Someone I work with in my new job recently offered to introduce me to a fellow breast-cancer veteran.
I'm so accustomed to having seniority in this realm that I just assumed I'd be the one offering advice and counsel, that my experience would be the more intense and complex of the two.
I just don't meet that many people who've had breast cancer twice, or who've had it young—let alone both—and I usually find myself occupying the role of instant mentor in these encounters.
Things were different when I was in active treatment—then I'd meet plenty of women with more tortured histories than mine. But they were usually hooked up to an IV bag at the time, or marking time in a doctor's waiting room, not out and about and looking like a million bucks, which this woman was.
We exchanged small talk for a few minutes before moving onto medical histories. I gave the short version of mine, then waited to hear hers.
When she said "Stage IV," I felt my mind turn back on itself, as if I'd calculated how much change I should get back from a twenty-dollar bill and then heard the cashier announce an entirely different figure. Wait
, my brain said to itself. Go back. This can't be right.
But it was.
This lovely, vivacious woman had Stage IV breast cancer.
And she was as matter-of-fact as could be about the whole thing.
Not to mention smart, funny, beautiful, energetic, enthusiastic, kind, and generous.
So now I have a new friend.
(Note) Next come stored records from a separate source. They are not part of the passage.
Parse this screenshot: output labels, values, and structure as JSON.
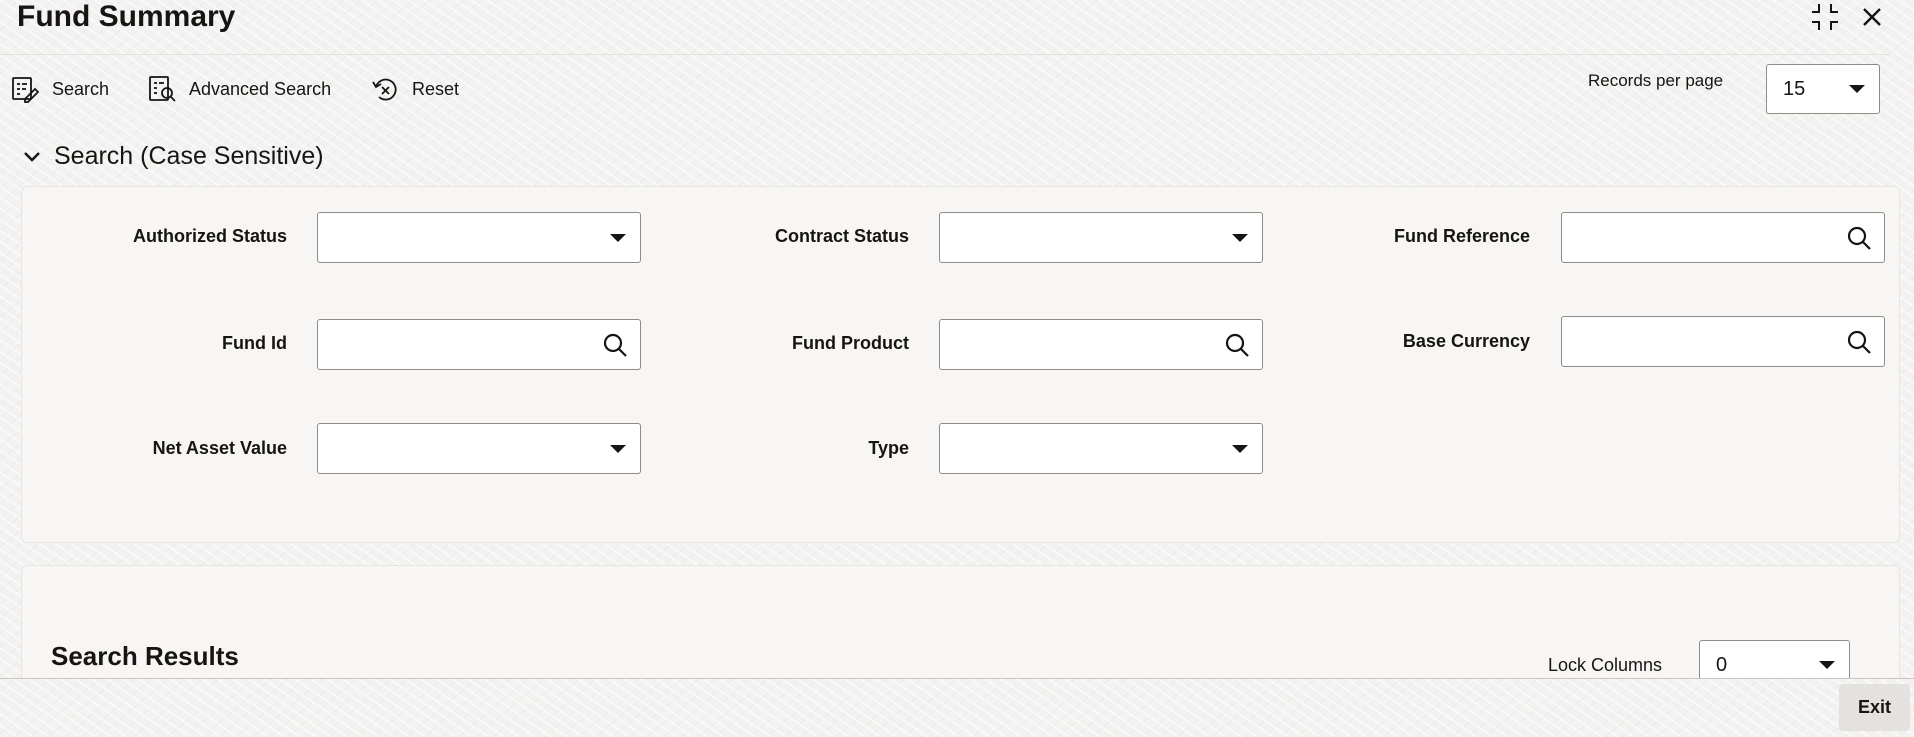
{
  "window": {
    "title": "Fund Summary",
    "maximize_icon": "maximize-icon",
    "close_icon": "close-icon"
  },
  "toolbar": {
    "search_label": "Search",
    "advanced_search_label": "Advanced Search",
    "reset_label": "Reset",
    "records_per_page_label": "Records per page",
    "records_per_page_value": "15"
  },
  "search_section": {
    "title": "Search (Case Sensitive)",
    "fields": {
      "authorized_status": {
        "label": "Authorized Status",
        "value": ""
      },
      "contract_status": {
        "label": "Contract Status",
        "value": ""
      },
      "fund_reference": {
        "label": "Fund Reference",
        "value": ""
      },
      "fund_id": {
        "label": "Fund Id",
        "value": ""
      },
      "fund_product": {
        "label": "Fund Product",
        "value": ""
      },
      "base_currency": {
        "label": "Base Currency",
        "value": ""
      },
      "net_asset_value": {
        "label": "Net Asset Value",
        "value": ""
      },
      "type": {
        "label": "Type",
        "value": ""
      }
    }
  },
  "results": {
    "title": "Search Results",
    "lock_columns_label": "Lock Columns",
    "lock_columns_value": "0"
  },
  "footer": {
    "exit_label": "Exit"
  }
}
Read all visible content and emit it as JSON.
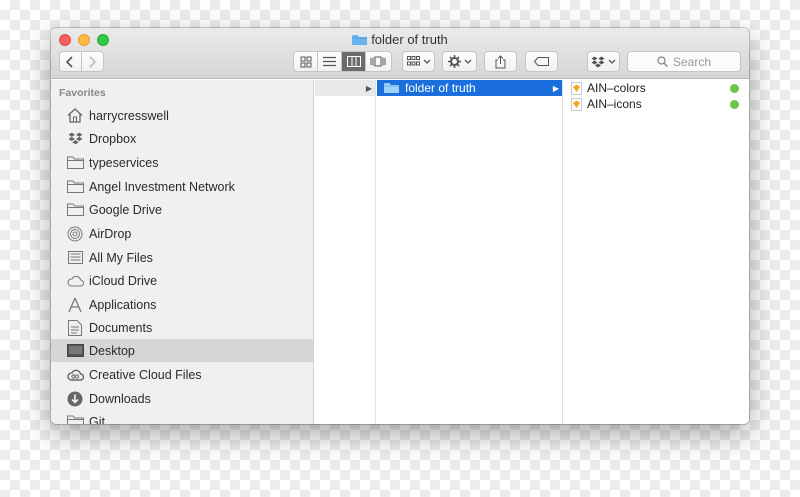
{
  "window": {
    "title": "folder of truth"
  },
  "toolbar": {
    "search_placeholder": "Search",
    "nav_back": "back-chevron-icon",
    "nav_forward": "forward-chevron-icon"
  },
  "sidebar": {
    "heading": "Favorites",
    "items": [
      {
        "label": "harrycresswell",
        "icon": "home-icon"
      },
      {
        "label": "Dropbox",
        "icon": "dropbox-icon"
      },
      {
        "label": "typeservices",
        "icon": "folder-icon"
      },
      {
        "label": "Angel Investment Network",
        "icon": "folder-icon"
      },
      {
        "label": "Google Drive",
        "icon": "folder-icon"
      },
      {
        "label": "AirDrop",
        "icon": "airdrop-icon"
      },
      {
        "label": "All My Files",
        "icon": "files-icon"
      },
      {
        "label": "iCloud Drive",
        "icon": "cloud-icon"
      },
      {
        "label": "Applications",
        "icon": "applications-icon"
      },
      {
        "label": "Documents",
        "icon": "documents-icon"
      },
      {
        "label": "Desktop",
        "icon": "desktop-icon"
      },
      {
        "label": "Creative Cloud Files",
        "icon": "creative-cloud-icon"
      },
      {
        "label": "Downloads",
        "icon": "downloads-icon"
      },
      {
        "label": "Git",
        "icon": "folder-icon"
      }
    ],
    "selected_label": "Desktop"
  },
  "columns": {
    "folder": {
      "label": "folder of truth"
    },
    "files": [
      {
        "label": "AIN–colors",
        "status_color": "#6cc54a"
      },
      {
        "label": "AIN–icons",
        "status_color": "#6cc54a"
      }
    ]
  },
  "colors": {
    "selection": "#1a6fdc",
    "sync_dot": "#6cc54a"
  }
}
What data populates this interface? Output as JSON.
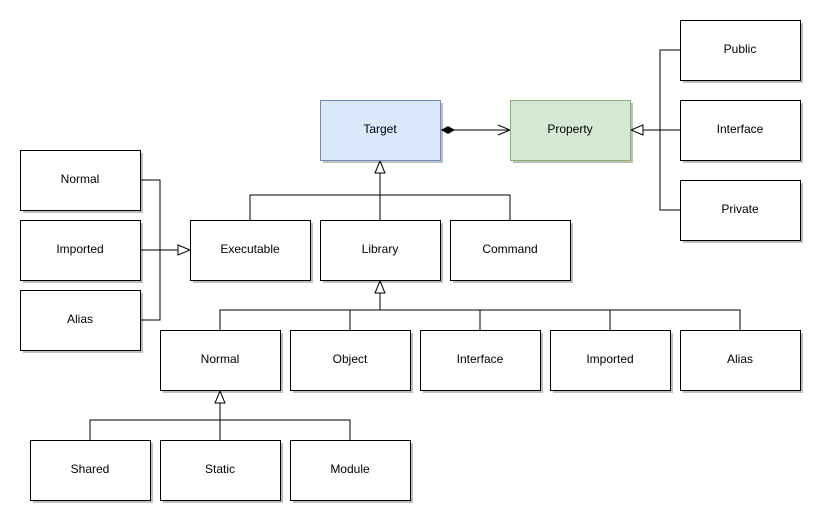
{
  "nodes": {
    "target": {
      "label": "Target",
      "fill": "#dae8fc",
      "stroke": "#6c8ebf"
    },
    "property": {
      "label": "Property",
      "fill": "#d5e8d4",
      "stroke": "#82b366"
    },
    "public": {
      "label": "Public"
    },
    "interface_prop": {
      "label": "Interface"
    },
    "private": {
      "label": "Private"
    },
    "normal_exe": {
      "label": "Normal"
    },
    "imported_exe": {
      "label": "Imported"
    },
    "alias_exe": {
      "label": "Alias"
    },
    "executable": {
      "label": "Executable"
    },
    "library": {
      "label": "Library"
    },
    "command": {
      "label": "Command"
    },
    "normal_lib": {
      "label": "Normal"
    },
    "object_lib": {
      "label": "Object"
    },
    "interface_lib": {
      "label": "Interface"
    },
    "imported_lib": {
      "label": "Imported"
    },
    "alias_lib": {
      "label": "Alias"
    },
    "shared": {
      "label": "Shared"
    },
    "static": {
      "label": "Static"
    },
    "module": {
      "label": "Module"
    }
  }
}
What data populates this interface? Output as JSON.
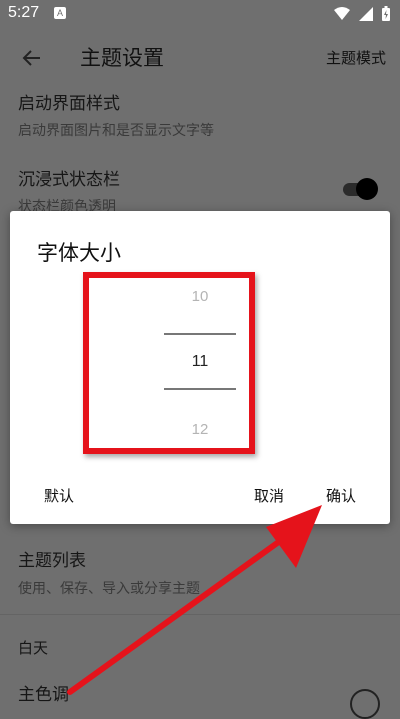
{
  "status_bar": {
    "time": "5:27",
    "app_badge": "A"
  },
  "toolbar": {
    "title": "主题设置",
    "mode_label": "主题模式",
    "back_icon": "arrow-left-icon"
  },
  "settings": {
    "launch_style": {
      "title": "启动界面样式",
      "subtitle": "启动界面图片和是否显示文字等"
    },
    "immersive": {
      "title": "沉浸式状态栏",
      "subtitle": "状态栏颜色透明",
      "toggle_on": true
    },
    "theme_list": {
      "title": "主题列表",
      "subtitle": "使用、保存、导入或分享主题"
    },
    "day_section": "白天",
    "primary_color": {
      "title": "主色调"
    }
  },
  "dialog": {
    "title": "字体大小",
    "picker": {
      "prev": "10",
      "selected": "11",
      "next": "12"
    },
    "buttons": {
      "default": "默认",
      "cancel": "取消",
      "confirm": "确认"
    }
  },
  "colors": {
    "annotation_red": "#e5131b",
    "scrim": "#6f6f6f"
  }
}
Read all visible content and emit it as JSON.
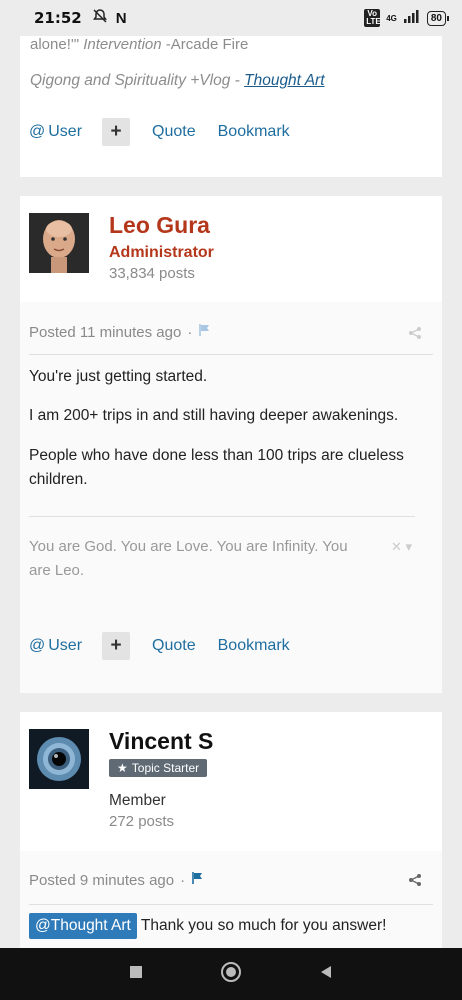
{
  "status": {
    "time": "21:52",
    "lte": "Vo LTE",
    "network": "4G",
    "battery": "80"
  },
  "post1": {
    "quote_tail_prefix": "alone!'\" ",
    "quote_tail_title": "Intervention",
    "quote_tail_suffix": " -Arcade Fire",
    "signature_text": "Qigong and Spirituality +Vlog - ",
    "signature_link": "Thought Art",
    "actions": {
      "user": "User",
      "quote": "Quote",
      "bookmark": "Bookmark"
    }
  },
  "post2": {
    "author": "Leo Gura",
    "role": "Administrator",
    "post_count": "33,834 posts",
    "posted": "Posted 11 minutes ago",
    "paragraphs": [
      "You're just getting started.",
      "I am 200+ trips in and still having deeper awakenings.",
      "People who have done less than 100 trips are clueless children."
    ],
    "signature": "You are God. You are Love. You are Infinity. You are Leo.",
    "actions": {
      "user": "User",
      "quote": "Quote",
      "bookmark": "Bookmark"
    }
  },
  "post3": {
    "author": "Vincent S",
    "badge": "Topic Starter",
    "member_title": "Member",
    "post_count": "272 posts",
    "posted": "Posted 9 minutes ago",
    "mention": "@Thought Art",
    "text": " Thank you so much for you answer!"
  },
  "colors": {
    "accent": "#1f6ea0",
    "admin_name": "#b5371b",
    "mention_tag": "#2f7ab8",
    "badge": "#5f6a75"
  }
}
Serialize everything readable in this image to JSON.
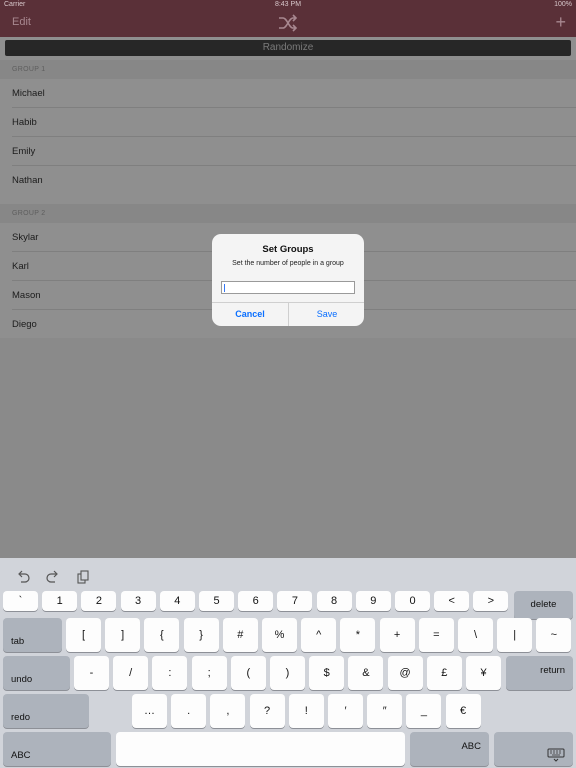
{
  "status_bar": {
    "carrier": "Carrier",
    "time": "8:43 PM",
    "battery": "100%"
  },
  "nav": {
    "edit_label": "Edit",
    "shuffle_icon": "shuffle-icon",
    "add_label": "+"
  },
  "content": {
    "randomize_label": "Randomize",
    "group1": {
      "header": "GROUP 1",
      "members": [
        "Michael",
        "Habib",
        "Emily",
        "Nathan"
      ]
    },
    "group2": {
      "header": "GROUP 2",
      "members": [
        "Skylar",
        "Karl",
        "Mason",
        "Diego"
      ]
    }
  },
  "alert": {
    "title": "Set Groups",
    "message": "Set the number of people in a group",
    "input_value": "",
    "cancel_label": "Cancel",
    "save_label": "Save"
  },
  "keyboard": {
    "row1": [
      "`",
      "1",
      "2",
      "3",
      "4",
      "5",
      "6",
      "7",
      "8",
      "9",
      "0",
      "<",
      ">"
    ],
    "delete_label": "delete",
    "tab_label": "tab",
    "row2": [
      "[",
      "]",
      "{",
      "}",
      "#",
      "%",
      "^",
      "*",
      "+",
      "=",
      "\\",
      "|",
      "~"
    ],
    "undo_label": "undo",
    "row3": [
      "-",
      "/",
      ":",
      ";",
      "(",
      ")",
      "$",
      "&",
      "@",
      "£",
      "¥"
    ],
    "return_label": "return",
    "redo_label": "redo",
    "row4": [
      "…",
      ".",
      ",",
      "?",
      "!",
      "′",
      "″",
      "_",
      "€"
    ],
    "abc_label": "ABC",
    "abc_right_label": "ABC"
  },
  "colors": {
    "nav_bg": "#5a3038",
    "accent": "#0a6fff",
    "keyboard_bg": "#d1d4da"
  }
}
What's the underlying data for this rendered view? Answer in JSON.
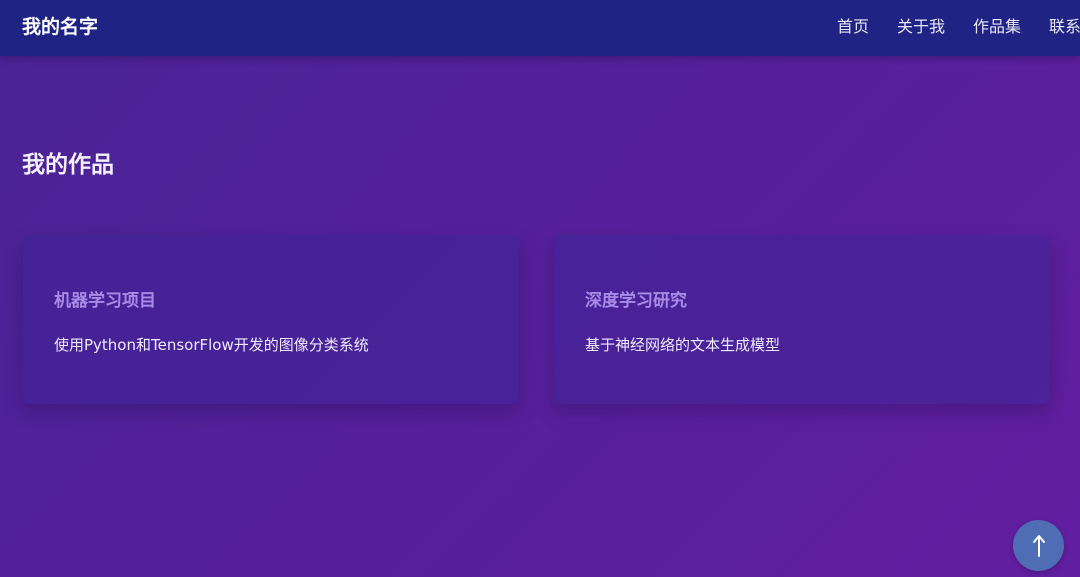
{
  "nav": {
    "brand": "我的名字",
    "links": [
      {
        "label": "首页"
      },
      {
        "label": "关于我"
      },
      {
        "label": "作品集"
      },
      {
        "label": "联系"
      }
    ]
  },
  "portfolio": {
    "title": "我的作品",
    "cards": [
      {
        "title": "机器学习项目",
        "description": "使用Python和TensorFlow开发的图像分类系统"
      },
      {
        "title": "深度学习研究",
        "description": "基于神经网络的文本生成模型"
      }
    ]
  },
  "back_to_top": {
    "icon": "arrow-up-icon"
  },
  "colors": {
    "navbar": "#1f2384",
    "background": "#54209a",
    "card_title": "#a78be6",
    "back_to_top": "#4f6db4"
  }
}
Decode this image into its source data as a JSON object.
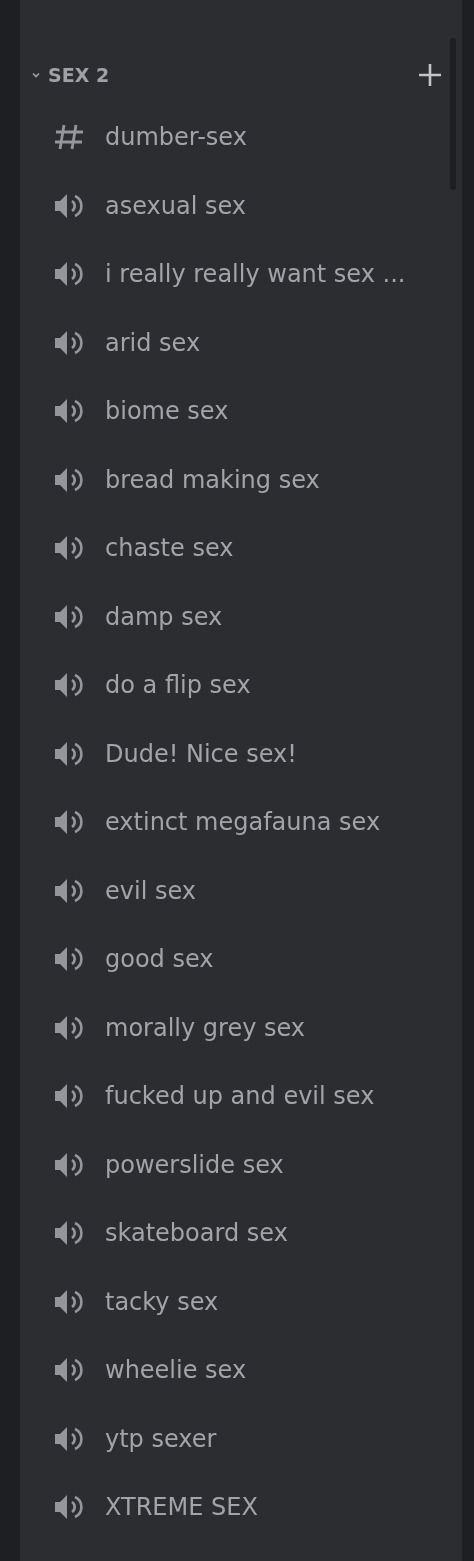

And a whole new picture of what Stage IV breast cancer looks like.
It's a life sentence, yes, but it doesn't have to be a death sentence.
And what a life it can be.